##### Dataset records

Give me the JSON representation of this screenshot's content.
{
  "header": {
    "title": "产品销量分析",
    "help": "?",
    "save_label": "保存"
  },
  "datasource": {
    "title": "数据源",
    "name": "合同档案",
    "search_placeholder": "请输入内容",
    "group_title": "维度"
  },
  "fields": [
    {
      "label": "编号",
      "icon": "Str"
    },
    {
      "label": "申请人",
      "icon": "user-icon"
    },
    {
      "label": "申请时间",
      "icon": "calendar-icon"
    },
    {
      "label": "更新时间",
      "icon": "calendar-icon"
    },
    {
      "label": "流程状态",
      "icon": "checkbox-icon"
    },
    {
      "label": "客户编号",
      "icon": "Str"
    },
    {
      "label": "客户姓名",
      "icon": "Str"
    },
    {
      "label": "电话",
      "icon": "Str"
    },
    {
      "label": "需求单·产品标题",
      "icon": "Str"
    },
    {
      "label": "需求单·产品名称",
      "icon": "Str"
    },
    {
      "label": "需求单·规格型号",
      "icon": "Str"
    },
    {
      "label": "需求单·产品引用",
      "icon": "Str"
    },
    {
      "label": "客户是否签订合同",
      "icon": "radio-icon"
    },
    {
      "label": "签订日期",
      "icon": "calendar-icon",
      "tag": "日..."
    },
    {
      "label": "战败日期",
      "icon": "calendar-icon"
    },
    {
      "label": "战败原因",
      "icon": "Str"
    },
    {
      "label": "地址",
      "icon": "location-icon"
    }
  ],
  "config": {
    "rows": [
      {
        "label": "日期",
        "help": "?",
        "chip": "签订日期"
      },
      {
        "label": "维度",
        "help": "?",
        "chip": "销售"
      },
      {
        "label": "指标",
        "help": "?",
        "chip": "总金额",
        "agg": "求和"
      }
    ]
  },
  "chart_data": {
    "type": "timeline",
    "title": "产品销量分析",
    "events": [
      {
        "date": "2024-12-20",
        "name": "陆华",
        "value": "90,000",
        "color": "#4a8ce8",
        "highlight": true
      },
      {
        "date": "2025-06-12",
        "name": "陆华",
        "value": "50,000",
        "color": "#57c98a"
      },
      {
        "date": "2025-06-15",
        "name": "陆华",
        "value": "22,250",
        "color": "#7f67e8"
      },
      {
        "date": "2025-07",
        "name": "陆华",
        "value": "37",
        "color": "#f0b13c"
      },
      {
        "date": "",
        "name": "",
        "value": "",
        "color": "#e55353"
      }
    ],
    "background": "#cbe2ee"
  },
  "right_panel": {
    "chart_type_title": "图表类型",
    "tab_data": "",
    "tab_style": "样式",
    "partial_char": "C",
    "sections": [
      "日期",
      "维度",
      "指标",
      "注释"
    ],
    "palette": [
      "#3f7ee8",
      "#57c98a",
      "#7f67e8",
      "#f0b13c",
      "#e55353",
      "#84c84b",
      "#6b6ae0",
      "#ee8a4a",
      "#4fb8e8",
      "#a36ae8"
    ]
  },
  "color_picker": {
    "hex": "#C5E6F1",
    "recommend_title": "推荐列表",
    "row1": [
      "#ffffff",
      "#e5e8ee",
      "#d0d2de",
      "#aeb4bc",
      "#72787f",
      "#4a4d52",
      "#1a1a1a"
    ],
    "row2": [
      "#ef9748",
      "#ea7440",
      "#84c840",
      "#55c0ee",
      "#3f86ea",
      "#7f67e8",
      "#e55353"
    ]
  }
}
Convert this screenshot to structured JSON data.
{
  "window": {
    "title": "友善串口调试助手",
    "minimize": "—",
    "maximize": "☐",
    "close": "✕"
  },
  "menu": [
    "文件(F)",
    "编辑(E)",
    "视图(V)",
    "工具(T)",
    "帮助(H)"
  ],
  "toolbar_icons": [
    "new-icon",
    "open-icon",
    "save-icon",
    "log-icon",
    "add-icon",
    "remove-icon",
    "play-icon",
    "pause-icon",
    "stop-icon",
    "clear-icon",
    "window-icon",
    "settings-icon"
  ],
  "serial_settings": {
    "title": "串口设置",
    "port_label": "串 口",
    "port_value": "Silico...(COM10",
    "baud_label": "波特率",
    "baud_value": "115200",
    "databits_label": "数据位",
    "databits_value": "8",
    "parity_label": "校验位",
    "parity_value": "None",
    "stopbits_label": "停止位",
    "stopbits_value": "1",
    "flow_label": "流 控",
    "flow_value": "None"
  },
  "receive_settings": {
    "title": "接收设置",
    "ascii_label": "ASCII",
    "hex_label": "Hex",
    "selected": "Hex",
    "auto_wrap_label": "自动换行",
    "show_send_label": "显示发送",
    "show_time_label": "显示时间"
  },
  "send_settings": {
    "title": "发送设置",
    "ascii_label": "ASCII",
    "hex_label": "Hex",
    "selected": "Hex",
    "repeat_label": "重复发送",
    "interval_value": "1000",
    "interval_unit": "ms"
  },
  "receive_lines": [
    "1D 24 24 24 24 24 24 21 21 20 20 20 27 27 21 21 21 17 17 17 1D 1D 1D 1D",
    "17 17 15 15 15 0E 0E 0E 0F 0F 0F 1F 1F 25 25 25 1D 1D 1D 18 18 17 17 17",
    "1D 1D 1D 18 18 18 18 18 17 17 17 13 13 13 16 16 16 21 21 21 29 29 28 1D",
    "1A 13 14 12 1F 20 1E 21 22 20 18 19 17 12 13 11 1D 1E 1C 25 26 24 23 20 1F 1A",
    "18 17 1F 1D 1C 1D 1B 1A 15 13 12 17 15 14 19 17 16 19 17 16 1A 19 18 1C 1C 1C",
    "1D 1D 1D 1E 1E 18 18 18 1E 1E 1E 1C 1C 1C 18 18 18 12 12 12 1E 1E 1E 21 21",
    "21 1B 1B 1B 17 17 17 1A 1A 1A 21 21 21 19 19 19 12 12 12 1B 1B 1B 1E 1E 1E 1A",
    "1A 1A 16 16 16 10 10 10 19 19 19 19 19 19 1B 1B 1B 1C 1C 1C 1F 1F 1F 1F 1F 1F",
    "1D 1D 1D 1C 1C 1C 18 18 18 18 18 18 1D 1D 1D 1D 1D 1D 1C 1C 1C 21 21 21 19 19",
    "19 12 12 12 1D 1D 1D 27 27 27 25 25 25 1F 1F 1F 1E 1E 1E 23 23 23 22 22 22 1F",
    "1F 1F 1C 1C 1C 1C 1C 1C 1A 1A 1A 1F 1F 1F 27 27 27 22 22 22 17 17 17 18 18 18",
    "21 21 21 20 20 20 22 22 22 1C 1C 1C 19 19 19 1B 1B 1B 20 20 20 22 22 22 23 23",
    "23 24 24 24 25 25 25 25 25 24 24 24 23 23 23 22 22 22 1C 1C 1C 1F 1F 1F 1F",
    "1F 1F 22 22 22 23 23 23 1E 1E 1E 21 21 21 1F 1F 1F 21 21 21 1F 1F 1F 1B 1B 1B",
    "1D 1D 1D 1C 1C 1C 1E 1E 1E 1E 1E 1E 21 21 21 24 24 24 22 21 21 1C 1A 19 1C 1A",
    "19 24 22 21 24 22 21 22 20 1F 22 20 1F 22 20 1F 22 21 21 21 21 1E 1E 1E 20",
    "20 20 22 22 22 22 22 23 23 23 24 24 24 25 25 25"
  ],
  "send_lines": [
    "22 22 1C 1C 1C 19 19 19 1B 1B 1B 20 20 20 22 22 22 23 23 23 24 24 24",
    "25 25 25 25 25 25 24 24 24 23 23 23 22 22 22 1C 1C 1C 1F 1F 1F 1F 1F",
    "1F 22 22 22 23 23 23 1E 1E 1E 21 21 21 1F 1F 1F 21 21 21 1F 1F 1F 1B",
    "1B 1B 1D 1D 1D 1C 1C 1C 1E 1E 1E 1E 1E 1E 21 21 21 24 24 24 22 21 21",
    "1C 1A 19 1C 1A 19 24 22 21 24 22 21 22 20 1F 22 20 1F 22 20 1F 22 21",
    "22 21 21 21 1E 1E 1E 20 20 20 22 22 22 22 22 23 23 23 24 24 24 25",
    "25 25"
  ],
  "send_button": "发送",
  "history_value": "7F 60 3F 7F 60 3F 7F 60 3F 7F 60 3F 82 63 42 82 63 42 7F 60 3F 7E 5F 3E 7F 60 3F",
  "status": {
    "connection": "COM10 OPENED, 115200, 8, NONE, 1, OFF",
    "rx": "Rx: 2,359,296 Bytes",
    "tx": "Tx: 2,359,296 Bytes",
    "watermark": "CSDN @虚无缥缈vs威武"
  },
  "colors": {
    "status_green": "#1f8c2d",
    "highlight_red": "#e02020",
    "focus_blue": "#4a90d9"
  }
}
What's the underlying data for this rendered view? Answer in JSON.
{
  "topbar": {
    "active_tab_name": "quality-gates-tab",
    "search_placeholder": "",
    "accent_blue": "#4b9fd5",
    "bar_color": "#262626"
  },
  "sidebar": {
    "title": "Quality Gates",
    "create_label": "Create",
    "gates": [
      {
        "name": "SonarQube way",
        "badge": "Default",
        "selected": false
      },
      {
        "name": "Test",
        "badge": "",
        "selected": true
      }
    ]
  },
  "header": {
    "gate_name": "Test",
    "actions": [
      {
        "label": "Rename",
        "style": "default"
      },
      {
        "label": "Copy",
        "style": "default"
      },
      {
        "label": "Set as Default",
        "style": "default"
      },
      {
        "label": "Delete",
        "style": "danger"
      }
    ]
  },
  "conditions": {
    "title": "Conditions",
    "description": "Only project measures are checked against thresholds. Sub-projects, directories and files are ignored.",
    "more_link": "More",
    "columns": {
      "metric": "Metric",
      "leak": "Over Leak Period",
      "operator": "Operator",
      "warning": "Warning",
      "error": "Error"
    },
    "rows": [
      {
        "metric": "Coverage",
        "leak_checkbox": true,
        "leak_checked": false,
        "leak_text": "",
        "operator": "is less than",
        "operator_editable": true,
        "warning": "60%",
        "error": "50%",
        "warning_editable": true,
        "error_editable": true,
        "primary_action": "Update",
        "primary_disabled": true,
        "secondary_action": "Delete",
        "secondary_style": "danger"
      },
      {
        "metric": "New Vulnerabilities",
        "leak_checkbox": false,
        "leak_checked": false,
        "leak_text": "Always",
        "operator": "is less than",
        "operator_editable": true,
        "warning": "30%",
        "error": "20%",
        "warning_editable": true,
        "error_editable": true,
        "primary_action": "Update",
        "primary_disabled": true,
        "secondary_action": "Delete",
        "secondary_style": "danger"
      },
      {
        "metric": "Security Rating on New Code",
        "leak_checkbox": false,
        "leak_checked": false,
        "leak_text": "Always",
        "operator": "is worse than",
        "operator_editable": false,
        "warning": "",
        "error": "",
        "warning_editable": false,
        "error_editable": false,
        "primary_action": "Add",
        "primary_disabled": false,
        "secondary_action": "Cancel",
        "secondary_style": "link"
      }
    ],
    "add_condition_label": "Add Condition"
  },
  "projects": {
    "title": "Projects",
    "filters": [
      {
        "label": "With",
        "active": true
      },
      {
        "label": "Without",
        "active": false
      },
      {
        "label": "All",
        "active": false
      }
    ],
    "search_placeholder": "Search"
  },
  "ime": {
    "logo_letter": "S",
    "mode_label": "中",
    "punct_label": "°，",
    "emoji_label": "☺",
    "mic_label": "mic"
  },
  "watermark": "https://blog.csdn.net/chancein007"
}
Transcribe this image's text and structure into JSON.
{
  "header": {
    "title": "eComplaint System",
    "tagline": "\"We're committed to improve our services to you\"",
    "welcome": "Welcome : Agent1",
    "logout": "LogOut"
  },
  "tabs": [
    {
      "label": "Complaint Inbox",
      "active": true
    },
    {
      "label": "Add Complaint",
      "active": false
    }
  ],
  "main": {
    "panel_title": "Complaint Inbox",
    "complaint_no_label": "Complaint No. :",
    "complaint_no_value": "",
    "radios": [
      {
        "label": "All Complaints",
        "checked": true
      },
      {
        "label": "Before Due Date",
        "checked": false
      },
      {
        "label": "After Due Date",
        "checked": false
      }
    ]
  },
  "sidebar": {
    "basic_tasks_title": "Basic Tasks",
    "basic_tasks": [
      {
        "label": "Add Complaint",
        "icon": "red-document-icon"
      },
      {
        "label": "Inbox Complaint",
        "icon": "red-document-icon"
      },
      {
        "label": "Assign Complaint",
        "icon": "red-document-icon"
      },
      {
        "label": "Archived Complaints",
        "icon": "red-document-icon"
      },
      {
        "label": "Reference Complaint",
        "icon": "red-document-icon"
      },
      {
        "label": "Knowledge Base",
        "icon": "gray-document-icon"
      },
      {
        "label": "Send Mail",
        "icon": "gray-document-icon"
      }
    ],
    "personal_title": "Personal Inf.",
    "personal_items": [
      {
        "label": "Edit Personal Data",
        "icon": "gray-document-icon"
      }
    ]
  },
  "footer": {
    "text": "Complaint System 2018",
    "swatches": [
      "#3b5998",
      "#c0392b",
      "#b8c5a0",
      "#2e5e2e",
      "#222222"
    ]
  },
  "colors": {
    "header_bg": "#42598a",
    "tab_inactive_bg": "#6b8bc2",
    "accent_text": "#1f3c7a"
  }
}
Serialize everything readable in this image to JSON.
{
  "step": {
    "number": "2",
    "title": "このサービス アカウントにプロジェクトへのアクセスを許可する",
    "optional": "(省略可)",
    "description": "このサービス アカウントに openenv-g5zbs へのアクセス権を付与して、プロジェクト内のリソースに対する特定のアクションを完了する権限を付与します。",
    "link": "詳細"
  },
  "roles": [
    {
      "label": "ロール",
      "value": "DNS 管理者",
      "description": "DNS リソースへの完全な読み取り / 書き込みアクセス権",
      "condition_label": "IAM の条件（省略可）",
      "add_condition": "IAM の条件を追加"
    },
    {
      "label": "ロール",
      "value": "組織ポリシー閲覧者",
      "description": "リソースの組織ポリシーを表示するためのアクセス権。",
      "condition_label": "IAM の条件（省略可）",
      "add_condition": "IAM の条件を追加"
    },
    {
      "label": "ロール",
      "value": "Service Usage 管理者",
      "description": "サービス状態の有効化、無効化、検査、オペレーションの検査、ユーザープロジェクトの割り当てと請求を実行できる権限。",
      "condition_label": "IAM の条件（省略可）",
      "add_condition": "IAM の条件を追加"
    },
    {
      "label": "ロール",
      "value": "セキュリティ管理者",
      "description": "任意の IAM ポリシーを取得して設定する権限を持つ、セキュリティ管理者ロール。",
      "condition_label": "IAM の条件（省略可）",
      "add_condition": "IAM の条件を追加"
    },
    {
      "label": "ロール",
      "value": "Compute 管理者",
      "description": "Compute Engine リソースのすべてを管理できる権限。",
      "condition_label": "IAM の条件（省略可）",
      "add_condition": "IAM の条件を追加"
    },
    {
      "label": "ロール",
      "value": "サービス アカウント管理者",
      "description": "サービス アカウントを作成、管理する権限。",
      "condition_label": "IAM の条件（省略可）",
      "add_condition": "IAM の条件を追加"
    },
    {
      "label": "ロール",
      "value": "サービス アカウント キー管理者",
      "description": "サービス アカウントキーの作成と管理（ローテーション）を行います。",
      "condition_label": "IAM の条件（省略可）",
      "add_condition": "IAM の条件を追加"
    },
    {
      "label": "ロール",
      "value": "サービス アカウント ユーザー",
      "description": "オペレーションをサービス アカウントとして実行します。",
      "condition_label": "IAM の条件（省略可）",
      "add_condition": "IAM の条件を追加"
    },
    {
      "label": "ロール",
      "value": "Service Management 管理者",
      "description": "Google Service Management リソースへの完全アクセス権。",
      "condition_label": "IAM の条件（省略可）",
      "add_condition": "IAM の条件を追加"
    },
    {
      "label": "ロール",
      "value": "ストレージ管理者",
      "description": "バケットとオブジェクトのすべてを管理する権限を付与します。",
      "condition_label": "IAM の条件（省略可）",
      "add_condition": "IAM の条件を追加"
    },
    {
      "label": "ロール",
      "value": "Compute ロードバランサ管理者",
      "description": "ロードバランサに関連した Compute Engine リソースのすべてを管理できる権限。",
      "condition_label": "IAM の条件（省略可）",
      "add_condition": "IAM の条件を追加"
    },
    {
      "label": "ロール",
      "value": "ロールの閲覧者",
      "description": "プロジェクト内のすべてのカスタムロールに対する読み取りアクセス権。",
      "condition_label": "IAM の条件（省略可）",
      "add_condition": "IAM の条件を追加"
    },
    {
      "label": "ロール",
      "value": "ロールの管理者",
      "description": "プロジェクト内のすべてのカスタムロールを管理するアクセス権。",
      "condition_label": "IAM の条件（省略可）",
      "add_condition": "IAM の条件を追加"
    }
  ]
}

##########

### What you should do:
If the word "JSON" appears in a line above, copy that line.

### Task output:
Give me the JSON representation of this screenshot's content.
Convert this screenshot to structured JSON data.
What's the underlying data for this rendered view? Answer in JSON.
Transcribe this image's text and structure into JSON.
Serialize everything readable in this image to JSON.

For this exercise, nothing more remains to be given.